was injured by a runaway horse at a street crossing, was not in the exercise of due care, from the mere fact that she did not look as she crossed to see if anything was coming, when it appears that at the trial there was other and unreported evidence which bore upon
that question. Where the question of due care on the part of the defendant depends upon many consider
ations and circumstances, it is not a question of law for the court, but is a question of fact for the jury.
Tort for damages received by the plaintiff from the runaway horse of the defendant. Trial in the Superior Court, before Lord, J., who, after verdict for the plaintiff, reported the case for the determination of this court.

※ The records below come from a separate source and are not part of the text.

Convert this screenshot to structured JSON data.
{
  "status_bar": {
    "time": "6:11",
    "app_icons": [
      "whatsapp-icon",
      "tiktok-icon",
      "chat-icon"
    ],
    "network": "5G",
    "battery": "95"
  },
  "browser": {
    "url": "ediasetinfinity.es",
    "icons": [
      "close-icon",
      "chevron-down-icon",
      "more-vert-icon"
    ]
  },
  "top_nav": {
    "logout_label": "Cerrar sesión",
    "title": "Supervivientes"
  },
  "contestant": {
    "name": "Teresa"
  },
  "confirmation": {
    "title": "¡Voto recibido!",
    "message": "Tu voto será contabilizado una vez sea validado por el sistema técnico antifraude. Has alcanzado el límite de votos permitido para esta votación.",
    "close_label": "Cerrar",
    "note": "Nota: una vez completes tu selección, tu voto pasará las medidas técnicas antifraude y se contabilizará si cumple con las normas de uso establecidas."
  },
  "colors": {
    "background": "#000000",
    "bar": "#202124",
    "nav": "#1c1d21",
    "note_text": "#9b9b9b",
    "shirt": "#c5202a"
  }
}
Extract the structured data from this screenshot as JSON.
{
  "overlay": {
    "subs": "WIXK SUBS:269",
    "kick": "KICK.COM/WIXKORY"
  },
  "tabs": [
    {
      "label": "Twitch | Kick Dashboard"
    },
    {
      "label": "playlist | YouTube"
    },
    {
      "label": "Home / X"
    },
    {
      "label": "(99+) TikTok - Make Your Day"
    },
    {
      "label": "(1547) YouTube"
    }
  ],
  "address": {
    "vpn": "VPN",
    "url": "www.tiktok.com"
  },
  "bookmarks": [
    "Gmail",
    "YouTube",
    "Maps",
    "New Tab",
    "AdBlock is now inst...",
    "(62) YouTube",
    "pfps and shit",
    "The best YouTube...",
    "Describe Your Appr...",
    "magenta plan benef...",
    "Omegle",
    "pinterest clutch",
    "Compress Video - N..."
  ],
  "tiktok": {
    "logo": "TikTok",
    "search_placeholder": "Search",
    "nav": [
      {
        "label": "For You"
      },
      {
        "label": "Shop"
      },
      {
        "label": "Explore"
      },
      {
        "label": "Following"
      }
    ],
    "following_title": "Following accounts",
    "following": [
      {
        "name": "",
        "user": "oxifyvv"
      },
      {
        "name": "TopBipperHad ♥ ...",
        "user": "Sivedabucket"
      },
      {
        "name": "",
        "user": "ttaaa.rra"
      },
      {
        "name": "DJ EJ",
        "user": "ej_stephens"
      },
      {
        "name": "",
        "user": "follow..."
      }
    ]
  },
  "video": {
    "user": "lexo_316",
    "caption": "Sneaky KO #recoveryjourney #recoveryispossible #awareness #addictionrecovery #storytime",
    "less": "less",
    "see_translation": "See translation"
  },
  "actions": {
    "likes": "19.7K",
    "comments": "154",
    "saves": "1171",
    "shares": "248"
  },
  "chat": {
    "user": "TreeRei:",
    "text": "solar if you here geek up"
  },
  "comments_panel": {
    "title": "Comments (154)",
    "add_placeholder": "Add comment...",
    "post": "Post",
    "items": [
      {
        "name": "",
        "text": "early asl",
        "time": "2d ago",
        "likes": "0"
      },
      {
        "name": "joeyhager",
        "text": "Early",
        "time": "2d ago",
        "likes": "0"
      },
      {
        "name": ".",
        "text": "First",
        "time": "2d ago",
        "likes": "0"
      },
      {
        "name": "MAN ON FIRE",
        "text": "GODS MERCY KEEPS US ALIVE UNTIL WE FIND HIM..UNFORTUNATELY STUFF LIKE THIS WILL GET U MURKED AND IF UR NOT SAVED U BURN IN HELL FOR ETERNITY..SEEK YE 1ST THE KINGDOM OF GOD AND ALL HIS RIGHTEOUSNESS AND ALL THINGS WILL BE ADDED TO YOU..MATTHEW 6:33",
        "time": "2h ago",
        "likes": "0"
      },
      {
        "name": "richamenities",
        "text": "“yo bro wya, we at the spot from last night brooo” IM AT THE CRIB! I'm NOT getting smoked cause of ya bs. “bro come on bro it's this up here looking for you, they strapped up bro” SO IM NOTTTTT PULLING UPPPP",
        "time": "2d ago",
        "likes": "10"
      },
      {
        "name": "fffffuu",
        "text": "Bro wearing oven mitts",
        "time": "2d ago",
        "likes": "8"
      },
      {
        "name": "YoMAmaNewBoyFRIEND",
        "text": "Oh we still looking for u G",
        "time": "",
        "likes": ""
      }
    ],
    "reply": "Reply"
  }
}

At the trial, it appeared that the plaintiff was in the act of crossing Leverett Street, in Boston, on the crossing at the corner of Brighton Street, on her way to a bakery, when the defendant's horse, which at the time was attached to a light wagon, ran against her at great speed and injured her; that the horse was under the control of the defendant, a teamster, who in the course of his business had driven himn into a freight yard of the Boston & Lowell Railroad Company; that he had never driven the horse before; that the horse had never before been harnessed to that wagon or had that harness upon him; that beföre the defendant drove into the yard, a driver of the defendan: had driven into the yard a large wagon with a horse attached, and backed the large wagon up against a door of one of the freight houses in the yard, at right angles to the line of the house, at a point more than ninety-five feet from the gateway; that the horse attached to the wagon faced outward from the house ; that the defendant drove his horse, with the light wagon attached, into one of the angles formed by the large wagon and the house, the horse facing inward to the house, with his head near the door ; that the yard was inclosed in such a manner that there was only one opening or gateway from it to the highway; that the horse, while standing in the angle, more than ninety-five feet from the gateway, with his back to it, suddenly turned completely around,